Thor gets flung from a bubbling, streaking space-color ramp into a cosmic junk yard planet Sakaar and captured by its junk mistress (Tessa Thompson), who fights as hard as she drinks, claps her armguards together with a flash of blue lightning, and shoots a remote-control Taser clamp into Thor’s neck. She then sends him to the planet of the macabre epicure Grandmaster (Jeff Goldblum), who forces the God of Thunder to battle an indomitable monster in gladiatorial combat in a raucous arena.
Waititi directs these set pieces, the film’s compulsory routines, with bouncy humor that depends far less on Twitter-glib one-liners in the tone of screenwriterese than on delightful tweaks of action, jack-in-the-box surprises, and candy-colored blasts and swirls of light. The monster turns out to be none other than the Hulk (Mark Ruffalo), or, rather, a similarly weird magnification of Hulk to incredibly colossal size, and what comes after is a comedic and piecemeal reunion of some reduced gang of the Avengers. The junk mistress turns out to be none other than a Valkyrie who survived an earlier round of destruction on Asgard. Hulk becomes Bruce Banner again.
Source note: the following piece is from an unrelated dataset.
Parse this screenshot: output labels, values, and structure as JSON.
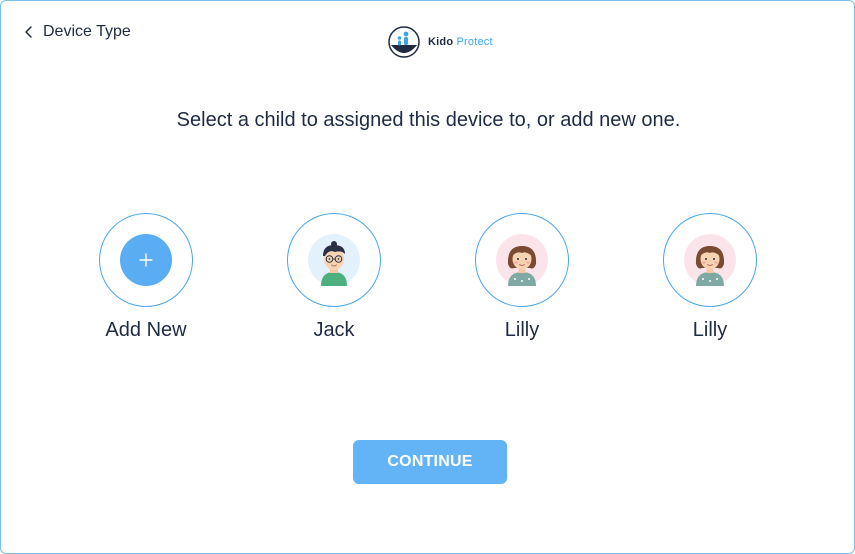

And Waititi himself does some droll riffs by being the voice and motion-capture presence of Korg, the soft-spoken and self-deprecating hero made of a pile of rocks. The heroes get away courtesy of a small comedic inspiration perhaps borrowed from Looney Tunes (a hard ball that bounces off a thick glass window until it doesn’t): they lead a small spacecraft through a mighty warp of flame and get involve in some death-defying wing-surfing and space-leaping that leads them to Asgard, which is being threatened with absolute destruction.
There, the crew unites with the warrior Heimdall (Idris Elba), and that’s where the mytho-politics kicks in. Hela, brandishing the threat to unleash Ragnarok on the family’s homeland, doesn’t just want to destroy the place—she wants to exterminate the people, and Heimdall is exerting himself, at great personal risk, to save them from her wrath. The members of the Avengers’ skeleton crew fight alongside him. Hulk wrangles with a gigantic wolf that menaces the ribbon-like bridge that the Asgardian people are trying to cross, and Heimdall bravely hustles the people onto a vessel that will get them safely off the planet. But Thor has worries: he’s supposed to be the defender of Asgard, but he’s abandoning his hometown to Hela’s destructive furies.
Yet the curse of boardroom mandates looms over even as clever an iteration as Thor Ragnarok; it’s clear that the artistic freedom to make a superhero movie that’s good without an asterisk hardly exists. Actually, the artistry itself isn’t quite there, either: the genre awaits an animator or former animator with a hands-on, unified graphic sensibility, who’s also attuned to the quasi-religious appeal and risk of the genre. (Jared Hess’s “Gentlemen Broncos” offers hints.) In the meantime, Waititi, without reconsidering the genre’s codes (as Patty Jenkins does in Wonder Woman) joyfully reimagines its details.
The plot-capping fantasy that leads to Thor’s decisive action uncorks a one-liner of oracular historical resonance. It’s matched by Waititi’s impressive, gothic vision of astronomical disaster that seems like a visual translation of heavy metal (Thor’s hair band), and also a timely setup for a sequel, as the former residents of Asgard look for safety on Earth, a planet where, as refugees, they expect to be welcomed. What could go wrong with Thor Ragnarok full movie?